Participants gain foundational skills in applied math and electrical safety as well as the required subjects
According to the course description: Upon successful completion the participant will: Apply mathematical reasoning to solve technical problems; analyze the nature of DC and AC electricity and the quantities, units and measurements associated with it; demonstrate the identification of the abbreviations, acronyms, and symbols of DC and AC electrical components in an electrical circuit, and the function of each one; calculate the voltage, resistance, and current for series, parallel, and series/parallel circuits for DC and AC circuits.
Those who complete the course will be able to apply the understanding of Resistance, Inductance, and Capacitance to DC and AC circuits, and its application to Power Loads; correlate the requirements, standards and information in the NEC to the proper installation or modification of electrical systems, circuits, equipment and conductors; demonstrate the function and proper use of electrical tools and test instruments used in the installation, maintenance and troubleshooting of motors and motor control systems and demonstrate and explain how AC and DC motors and their control mechanisms interact with other components in an integrated electromechanical or mechatronic system.

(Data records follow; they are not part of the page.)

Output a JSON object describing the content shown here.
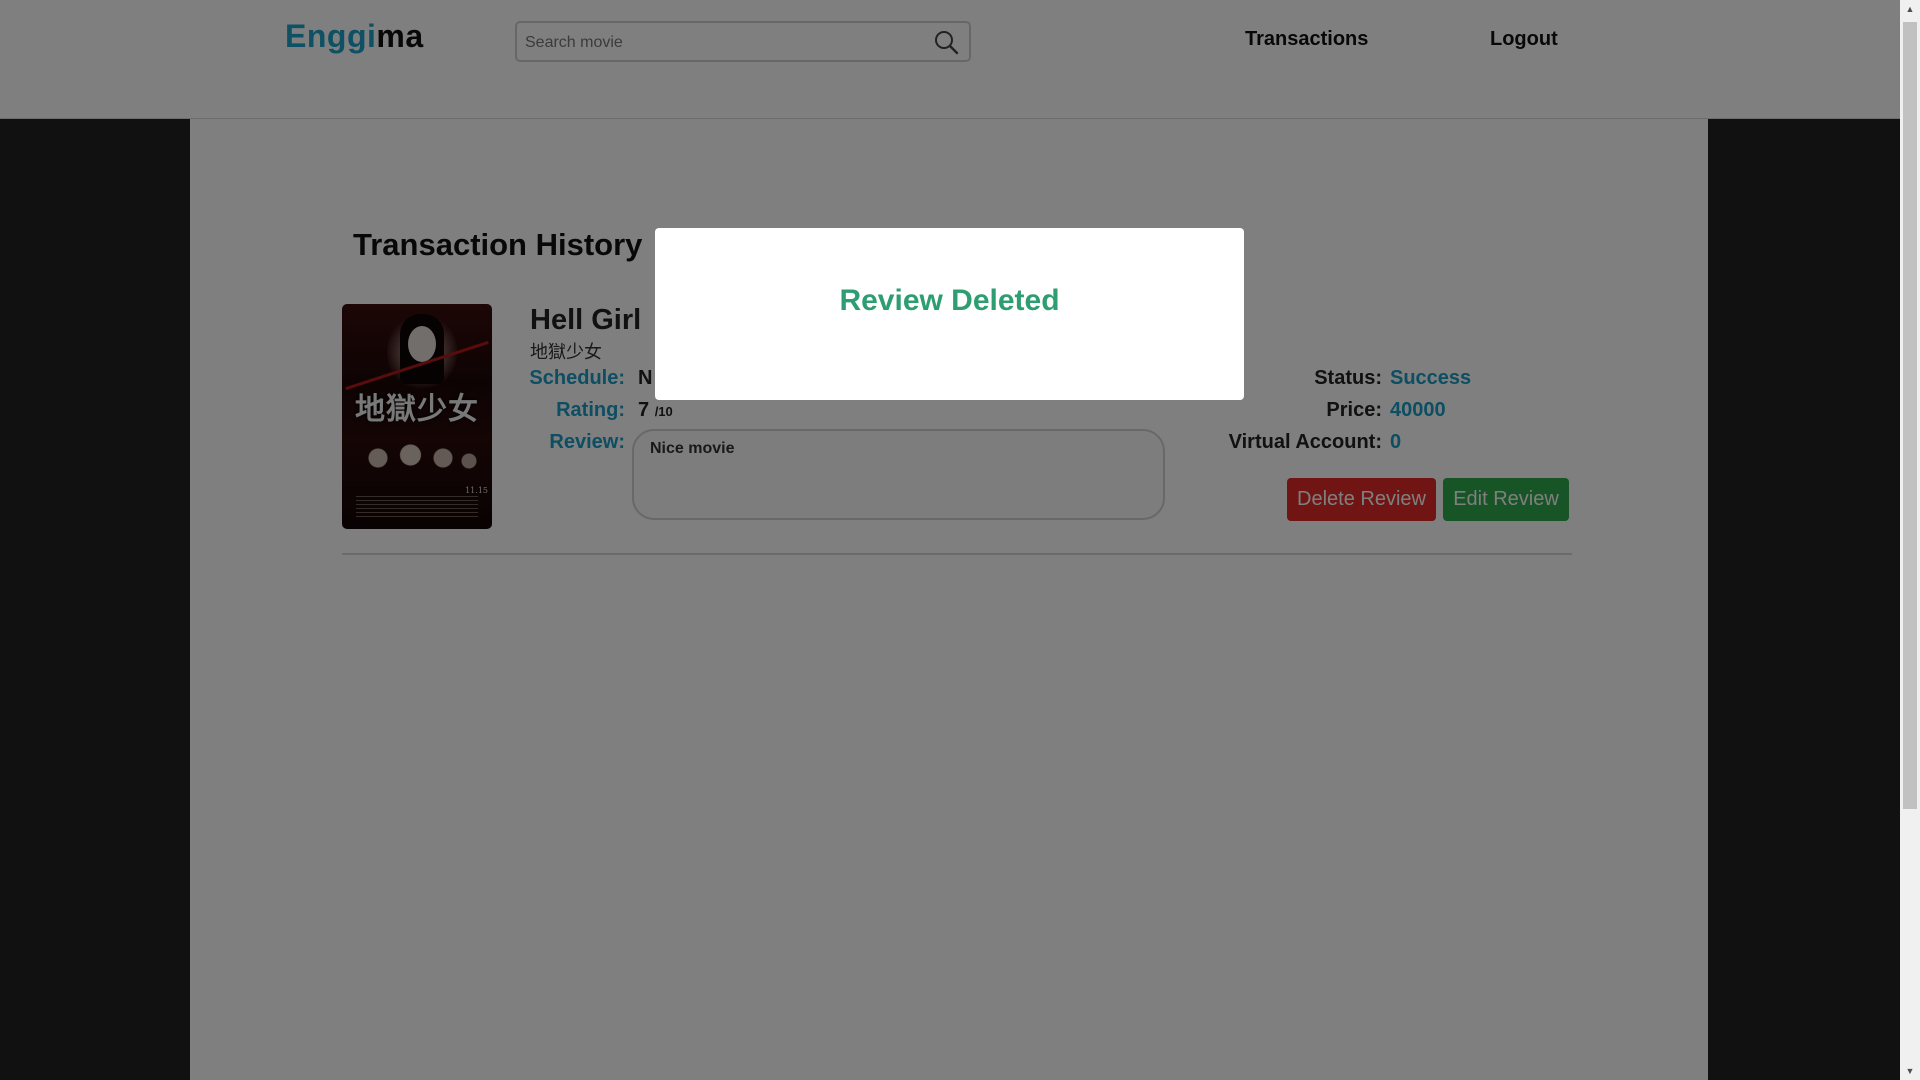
{
  "header": {
    "logo": {
      "part1": "Eng",
      "part2": "i",
      "part3": "gi",
      "part4": "ma"
    },
    "search": {
      "placeholder": "Search movie",
      "value": ""
    },
    "nav": {
      "transactions": "Transactions",
      "logout": "Logout"
    }
  },
  "page": {
    "title": "Transaction History"
  },
  "transaction": {
    "movie_title": "Hell Girl",
    "movie_subtitle": "地獄少女",
    "poster": {
      "title_text": "地獄少女",
      "date_text": "11.15"
    },
    "labels": {
      "schedule": "Schedule:",
      "rating": "Rating:",
      "review": "Review:",
      "status": "Status:",
      "price": "Price:",
      "virtual_account": "Virtual Account:"
    },
    "schedule_visible_text": "N",
    "rating_value": "7",
    "rating_scale": "/10",
    "review_text": "Nice movie",
    "status": "Success",
    "price": "40000",
    "virtual_account": "0",
    "buttons": {
      "delete": "Delete Review",
      "edit": "Edit Review"
    }
  },
  "modal": {
    "title": "Review Deleted"
  },
  "colors": {
    "accent": "#1a9cc4",
    "delete_button": "#e12828",
    "edit_button": "#2ea84d",
    "modal_title": "#2e9e72",
    "page_background": "#222222"
  },
  "icons": {
    "search": "search-icon"
  }
}
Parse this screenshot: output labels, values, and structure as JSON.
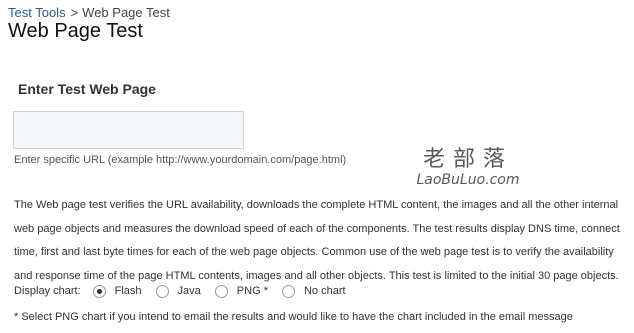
{
  "breadcrumb": {
    "root": "Test Tools",
    "separator": ">",
    "current": "Web Page Test"
  },
  "page": {
    "title": "Web Page Test"
  },
  "form": {
    "section_title": "Enter Test Web Page",
    "url": {
      "value": "",
      "placeholder": ""
    },
    "url_hint": "Enter specific URL (example http://www.yourdomain.com/page.html)"
  },
  "watermark": {
    "chinese": "老部落",
    "latin": "LaoBuLuo.com"
  },
  "description": "The Web page test verifies the URL availability, downloads the complete HTML content, the images and all the other internal web page objects and measures the download speed of each of the components. The test results display DNS time, connect time, first and last byte times for each of the web page objects. Common use of the web page test is to verify the availability and response time of the page HTML contents, images and all other objects. This test is limited to the initial 30 page objects.",
  "chart_options": {
    "label": "Display chart:",
    "selected": "Flash",
    "options": [
      "Flash",
      "Java",
      "PNG *",
      "No chart"
    ]
  },
  "note": "* Select PNG chart if you intend to email the results and would like to have the chart included in the email message"
}
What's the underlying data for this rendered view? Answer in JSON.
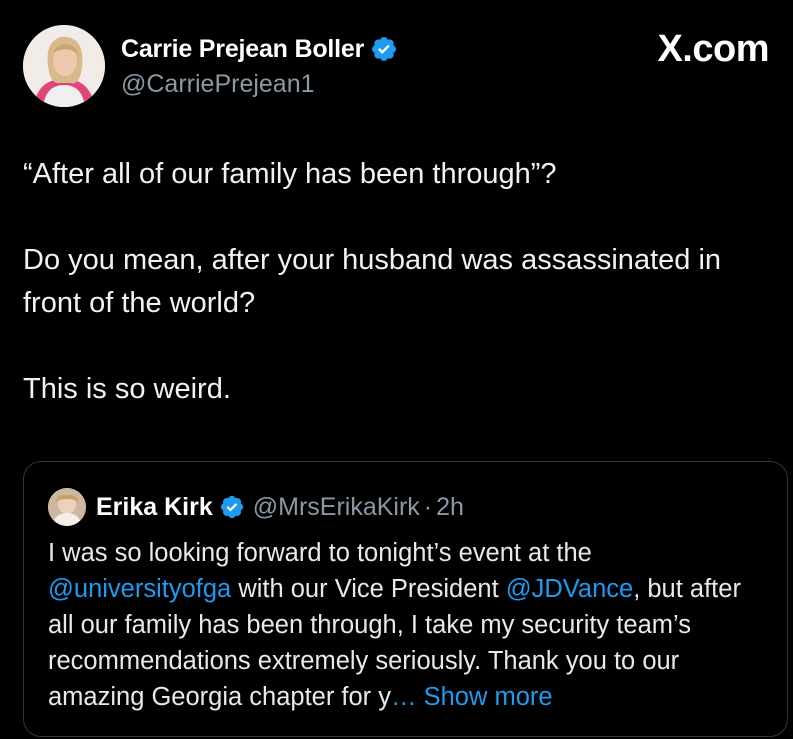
{
  "author": {
    "display_name": "Carrie Prejean Boller",
    "handle": "@CarriePrejean1",
    "verified_icon": "verified-badge-icon"
  },
  "brand": {
    "logo_text": "X.com"
  },
  "tweet": {
    "paragraphs": [
      "“After all of our family has been through”?",
      "Do you mean, after your husband was assassinated in front of the world?",
      "This is so weird."
    ]
  },
  "quoted": {
    "display_name": "Erika Kirk",
    "handle": "@MrsErikaKirk",
    "separator": "·",
    "time": "2h",
    "text_1": "I was so looking forward to tonight’s event at the ",
    "mention_1": "@universityofga",
    "text_2": " with our Vice President ",
    "mention_2": "@JDVance",
    "text_3": ", but after all our family has been through, I take my security team’s recommendations extremely seriously. Thank you to our amazing Georgia chapter for y",
    "show_more": "… Show more"
  },
  "colors": {
    "background": "#000000",
    "text": "#e7e9ea",
    "secondary": "#8b98a5",
    "link": "#1d9bf0",
    "verified": "#1d9bf0",
    "border": "#333639"
  }
}
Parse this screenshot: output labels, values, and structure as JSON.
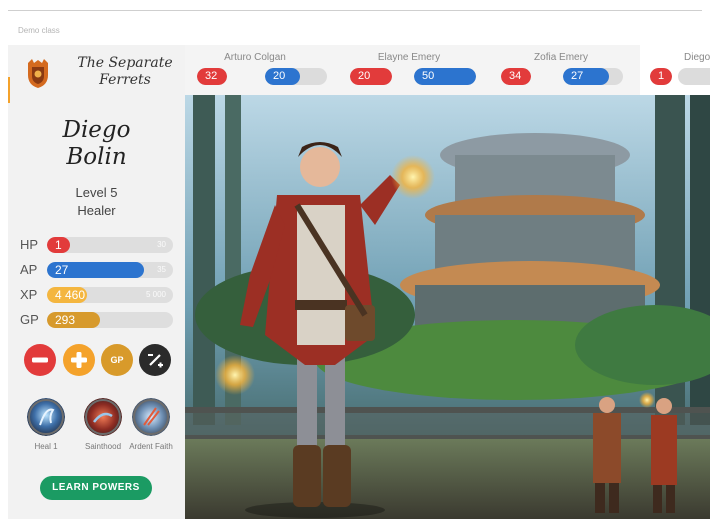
{
  "header": {
    "class_label": "Demo class"
  },
  "team": {
    "name_line1": "The Separate",
    "name_line2": "Ferrets"
  },
  "character": {
    "first_name": "Diego",
    "last_name": "Bolin",
    "level": "Level 5",
    "class": "Healer"
  },
  "stats": [
    {
      "label": "HP",
      "value": "1",
      "max": "30",
      "fraction": 0.03,
      "color": "#e23b3b"
    },
    {
      "label": "AP",
      "value": "27",
      "max": "35",
      "fraction": 0.77,
      "color": "#2c74cf"
    },
    {
      "label": "XP",
      "value": "4 460",
      "max": "5 000",
      "fraction": 0.32,
      "color": "#f4b63f"
    },
    {
      "label": "GP",
      "value": "293",
      "max": "",
      "fraction": 0.42,
      "color": "#d79a2d"
    }
  ],
  "actions": [
    {
      "name": "minus-button",
      "icon": "minus-icon",
      "color": "#e23b3b"
    },
    {
      "name": "plus-button",
      "icon": "plus-icon",
      "color": "#f4a22b"
    },
    {
      "name": "gold-button",
      "label": "GP",
      "color": "#d89a2a"
    },
    {
      "name": "multiplier-button",
      "icon": "percent-icon",
      "color": "#2b2b2b"
    }
  ],
  "powers": [
    {
      "label": "Heal 1"
    },
    {
      "label": "Sainthood"
    },
    {
      "label": "Ardent Faith"
    }
  ],
  "learn_powers_label": "LEARN POWERS",
  "party": [
    {
      "name": "Arturo Colgan",
      "hp": "32",
      "ap": "20",
      "hp_fraction": 1.0,
      "ap_fraction": 0.57
    },
    {
      "name": "Elayne Emery",
      "hp": "20",
      "ap": "50",
      "hp_fraction": 1.0,
      "ap_fraction": 1.0
    },
    {
      "name": "Zofia Emery",
      "hp": "34",
      "ap": "27",
      "hp_fraction": 1.0,
      "ap_fraction": 0.77
    },
    {
      "name": "Diego Bolin",
      "hp": "1",
      "ap": "",
      "hp_fraction": 1.0,
      "ap_fraction": 0.0
    }
  ],
  "colors": {
    "hp": "#e23b3b",
    "ap": "#2c74cf",
    "accent": "#f4a22b",
    "learn": "#1b9b63"
  }
}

In addition, course completion will require graduates to be able to integrate a coordinated methodology of measurements and adjustments on motors and motor control components in an electromechanical or mechatronic system; demonstrate how to protect motors and prevent motor failure from operating outside of their physical and/or electrical specifications; and develop a troubleshooting methodology to localize, identify and document causes of malfunctions in motor circuits, based upon the technical documentation.